Iran, its rival for regional dominance, Tehran’s ally Assad, and his Hezbollah supporters. But Riyadh’s policy makers are wary. They know that once fully committed, it will be difficult to disengage. And so they are taking to heart the lessons of another regional war that flared on their border 50 years ago.
The war in Yemen that broke out in 1962 when military leaders ousted the centuries-old monarchy and declared a republic quickly turned into a quagmire that sucked in foreign powers. The Soviet Union provided the new regime with air support. British airstrikes aided the royalists and the United States offered warplanes in a symbolic show of force.
More than anything else though, the conflict became a proxy war between Saudi Arabia, which backed the deposed imam and his royalist supporters, and Egypt’s Gamal Abdel Nasser, who supported the new republic. Nasser’s vision of a united Arab “nation” free of Western domination and sterile monarchies resonated across the Arab world. The Saudi monarchy, wary of this republican fever on its border, decided it was not going to stand on the sidelines. The kingdom used all available means to try to check Nasser’s ambitions — but it did not send troops.
By some estimates, Egypt sent as many as 55,000 troops to Yemen, some of whom became involved in fighting well inside Saudi territory, while others were accused of using chemical weapons supplied by the Soviet Union.
Saudi Arabia provided money and weapons to the royalists. Yet neither side achieved its goals. Egypt’s war with Israel in 1967 led Nasser to withdraw his forces, but the Saudis were unable to turn the tide. Riyadh was eventually forced to recognize Yemen’s republican government
Separate comment: This article verges on being a limited hangout, there is more to this than Sunni vs. Shiite.
KSA wants to thwart plans for a natural gas pipeline from Iran, through Syria and Iraq (same reason Qatar has thrown in $3 billion), the goal is maintaining a hegemony in oil and natural gas as long as possible.
Secondly, KSA is a globalist lapdog and taking out Syria is part of a larger strategy to maintain the dollar's status as the reserve currency and also the path to restructuring the middle east.
It is long past time to separate the Siamese twin of the Saudi monarchy from the U.S. This regime of degenerate, polygamous, medieval tyrants is the perfect contradiction of everything the U.S. claims to uphold. But it nevertheless continues to receive unquestioning support from the shadow U.S. government consisting of the CIA and its linked corporations in the petroleum and arms businesses. The U.S. has Little to lose and much to gain from a necessary separation. The Saudis need us far more than we need them. After what he threatened Russia with regarding the Olympics, Bandar Bush needs to be arrested as a war criminal.

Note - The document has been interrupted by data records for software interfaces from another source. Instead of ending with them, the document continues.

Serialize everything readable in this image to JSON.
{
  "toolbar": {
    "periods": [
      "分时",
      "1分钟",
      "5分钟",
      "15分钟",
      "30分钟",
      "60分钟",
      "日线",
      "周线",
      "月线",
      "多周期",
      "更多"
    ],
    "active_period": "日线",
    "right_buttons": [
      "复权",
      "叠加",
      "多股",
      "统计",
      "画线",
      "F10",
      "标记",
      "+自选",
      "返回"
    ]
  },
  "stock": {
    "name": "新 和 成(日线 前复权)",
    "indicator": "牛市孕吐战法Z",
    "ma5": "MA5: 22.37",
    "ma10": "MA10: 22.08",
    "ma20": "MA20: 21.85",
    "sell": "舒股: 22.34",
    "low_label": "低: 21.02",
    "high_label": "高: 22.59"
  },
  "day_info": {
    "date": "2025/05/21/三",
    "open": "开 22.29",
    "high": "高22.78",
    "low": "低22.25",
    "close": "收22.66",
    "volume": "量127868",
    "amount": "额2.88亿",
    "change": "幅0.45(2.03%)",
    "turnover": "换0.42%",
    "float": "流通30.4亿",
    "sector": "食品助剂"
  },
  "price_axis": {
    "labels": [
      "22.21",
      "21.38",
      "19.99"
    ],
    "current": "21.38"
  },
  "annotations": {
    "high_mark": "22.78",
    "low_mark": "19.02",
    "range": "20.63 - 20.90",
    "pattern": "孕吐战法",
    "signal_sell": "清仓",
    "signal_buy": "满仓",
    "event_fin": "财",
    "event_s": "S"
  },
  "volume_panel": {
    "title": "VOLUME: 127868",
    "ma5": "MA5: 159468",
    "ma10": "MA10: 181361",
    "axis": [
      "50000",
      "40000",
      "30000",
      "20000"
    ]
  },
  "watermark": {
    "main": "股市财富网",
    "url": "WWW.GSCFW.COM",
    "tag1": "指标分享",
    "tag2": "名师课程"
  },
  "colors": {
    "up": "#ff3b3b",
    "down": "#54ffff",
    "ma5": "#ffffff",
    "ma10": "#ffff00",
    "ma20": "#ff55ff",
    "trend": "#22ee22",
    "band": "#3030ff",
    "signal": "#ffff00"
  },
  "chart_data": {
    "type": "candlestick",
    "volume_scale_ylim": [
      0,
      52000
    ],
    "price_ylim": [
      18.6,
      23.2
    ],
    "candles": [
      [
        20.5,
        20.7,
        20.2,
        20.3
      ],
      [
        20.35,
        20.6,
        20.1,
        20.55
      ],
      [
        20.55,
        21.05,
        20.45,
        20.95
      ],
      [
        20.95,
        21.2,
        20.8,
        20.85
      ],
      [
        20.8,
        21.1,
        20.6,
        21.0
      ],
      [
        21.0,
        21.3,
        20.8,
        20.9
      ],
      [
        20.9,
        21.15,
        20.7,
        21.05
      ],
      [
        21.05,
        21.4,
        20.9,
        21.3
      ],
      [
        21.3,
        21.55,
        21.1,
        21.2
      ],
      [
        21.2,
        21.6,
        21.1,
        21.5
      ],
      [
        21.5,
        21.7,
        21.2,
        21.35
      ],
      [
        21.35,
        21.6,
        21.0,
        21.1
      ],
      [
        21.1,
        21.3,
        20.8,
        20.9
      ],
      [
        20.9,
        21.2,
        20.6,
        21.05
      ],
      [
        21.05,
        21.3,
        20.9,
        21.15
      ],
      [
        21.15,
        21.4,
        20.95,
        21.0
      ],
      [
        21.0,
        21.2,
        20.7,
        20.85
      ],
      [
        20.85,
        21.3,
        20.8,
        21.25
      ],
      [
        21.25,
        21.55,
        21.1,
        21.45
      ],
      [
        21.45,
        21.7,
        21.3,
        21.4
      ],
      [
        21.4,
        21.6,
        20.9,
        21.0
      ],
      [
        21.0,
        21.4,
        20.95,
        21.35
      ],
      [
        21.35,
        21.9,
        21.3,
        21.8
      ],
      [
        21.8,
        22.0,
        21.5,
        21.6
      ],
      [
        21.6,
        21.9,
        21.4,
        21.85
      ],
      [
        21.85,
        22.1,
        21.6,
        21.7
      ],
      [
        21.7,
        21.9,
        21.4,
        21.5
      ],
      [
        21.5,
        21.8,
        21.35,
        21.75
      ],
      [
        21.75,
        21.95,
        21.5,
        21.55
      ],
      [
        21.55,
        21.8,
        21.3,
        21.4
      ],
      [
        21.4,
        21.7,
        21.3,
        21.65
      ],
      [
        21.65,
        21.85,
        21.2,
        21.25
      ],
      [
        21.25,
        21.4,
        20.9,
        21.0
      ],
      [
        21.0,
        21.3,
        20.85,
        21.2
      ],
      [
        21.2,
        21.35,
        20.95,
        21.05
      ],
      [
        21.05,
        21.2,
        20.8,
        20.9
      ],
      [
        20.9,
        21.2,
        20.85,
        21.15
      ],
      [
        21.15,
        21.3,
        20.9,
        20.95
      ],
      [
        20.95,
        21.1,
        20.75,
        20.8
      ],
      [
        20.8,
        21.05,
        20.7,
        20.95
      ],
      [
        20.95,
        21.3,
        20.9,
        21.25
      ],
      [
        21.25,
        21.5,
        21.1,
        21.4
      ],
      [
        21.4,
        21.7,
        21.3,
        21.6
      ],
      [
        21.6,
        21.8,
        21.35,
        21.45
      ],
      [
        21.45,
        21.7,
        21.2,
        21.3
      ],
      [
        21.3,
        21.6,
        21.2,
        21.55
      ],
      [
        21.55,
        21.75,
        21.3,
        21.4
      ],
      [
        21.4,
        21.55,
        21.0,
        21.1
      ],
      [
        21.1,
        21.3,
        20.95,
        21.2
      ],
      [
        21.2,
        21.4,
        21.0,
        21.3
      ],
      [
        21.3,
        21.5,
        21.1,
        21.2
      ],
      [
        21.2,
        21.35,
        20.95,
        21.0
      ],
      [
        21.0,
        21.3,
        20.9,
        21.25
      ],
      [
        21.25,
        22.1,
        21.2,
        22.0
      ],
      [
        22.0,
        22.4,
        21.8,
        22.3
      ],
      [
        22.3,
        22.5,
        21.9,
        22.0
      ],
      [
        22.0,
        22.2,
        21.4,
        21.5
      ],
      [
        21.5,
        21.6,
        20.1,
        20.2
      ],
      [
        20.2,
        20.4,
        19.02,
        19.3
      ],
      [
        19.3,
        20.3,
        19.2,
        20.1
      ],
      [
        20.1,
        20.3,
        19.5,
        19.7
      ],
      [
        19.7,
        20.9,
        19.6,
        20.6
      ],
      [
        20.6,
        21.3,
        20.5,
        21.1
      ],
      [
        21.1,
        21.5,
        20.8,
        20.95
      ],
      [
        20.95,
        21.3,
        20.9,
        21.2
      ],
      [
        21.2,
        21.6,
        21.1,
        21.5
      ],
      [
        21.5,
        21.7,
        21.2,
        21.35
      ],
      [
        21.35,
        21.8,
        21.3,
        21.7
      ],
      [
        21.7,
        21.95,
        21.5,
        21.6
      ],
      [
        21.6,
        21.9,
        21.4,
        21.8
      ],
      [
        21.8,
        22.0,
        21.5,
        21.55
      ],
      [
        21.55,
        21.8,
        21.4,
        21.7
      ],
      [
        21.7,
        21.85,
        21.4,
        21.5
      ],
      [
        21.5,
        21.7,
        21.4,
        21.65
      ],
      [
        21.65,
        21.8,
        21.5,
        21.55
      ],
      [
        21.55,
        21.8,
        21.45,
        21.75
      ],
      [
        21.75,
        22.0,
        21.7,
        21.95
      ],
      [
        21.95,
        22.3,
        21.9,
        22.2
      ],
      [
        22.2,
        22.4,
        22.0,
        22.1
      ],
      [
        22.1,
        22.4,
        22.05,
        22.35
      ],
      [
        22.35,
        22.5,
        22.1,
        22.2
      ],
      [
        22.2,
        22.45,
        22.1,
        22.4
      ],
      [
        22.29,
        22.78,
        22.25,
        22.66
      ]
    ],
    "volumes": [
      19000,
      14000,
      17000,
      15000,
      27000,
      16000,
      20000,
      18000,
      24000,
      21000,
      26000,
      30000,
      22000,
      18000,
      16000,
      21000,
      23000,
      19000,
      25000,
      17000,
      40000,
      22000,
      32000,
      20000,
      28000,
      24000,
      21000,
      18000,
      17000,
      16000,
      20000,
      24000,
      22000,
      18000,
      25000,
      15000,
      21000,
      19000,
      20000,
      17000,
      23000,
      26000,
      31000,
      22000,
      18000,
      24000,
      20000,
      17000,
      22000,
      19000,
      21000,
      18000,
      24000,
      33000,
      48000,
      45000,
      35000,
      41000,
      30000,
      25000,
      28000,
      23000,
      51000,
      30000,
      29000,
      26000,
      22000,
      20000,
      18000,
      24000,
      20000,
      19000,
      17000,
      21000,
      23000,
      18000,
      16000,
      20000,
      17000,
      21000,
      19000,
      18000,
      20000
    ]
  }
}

Well said and there are a lot more names to be added to that list of War Criminals. Enlighten others. The more people who know the truth - the faster we can stop this regime of degenerate, polygamous, medieval tyrants.
Lift the light of truth and drive away the darkness of evil and ignorance. . . regards . . . 14300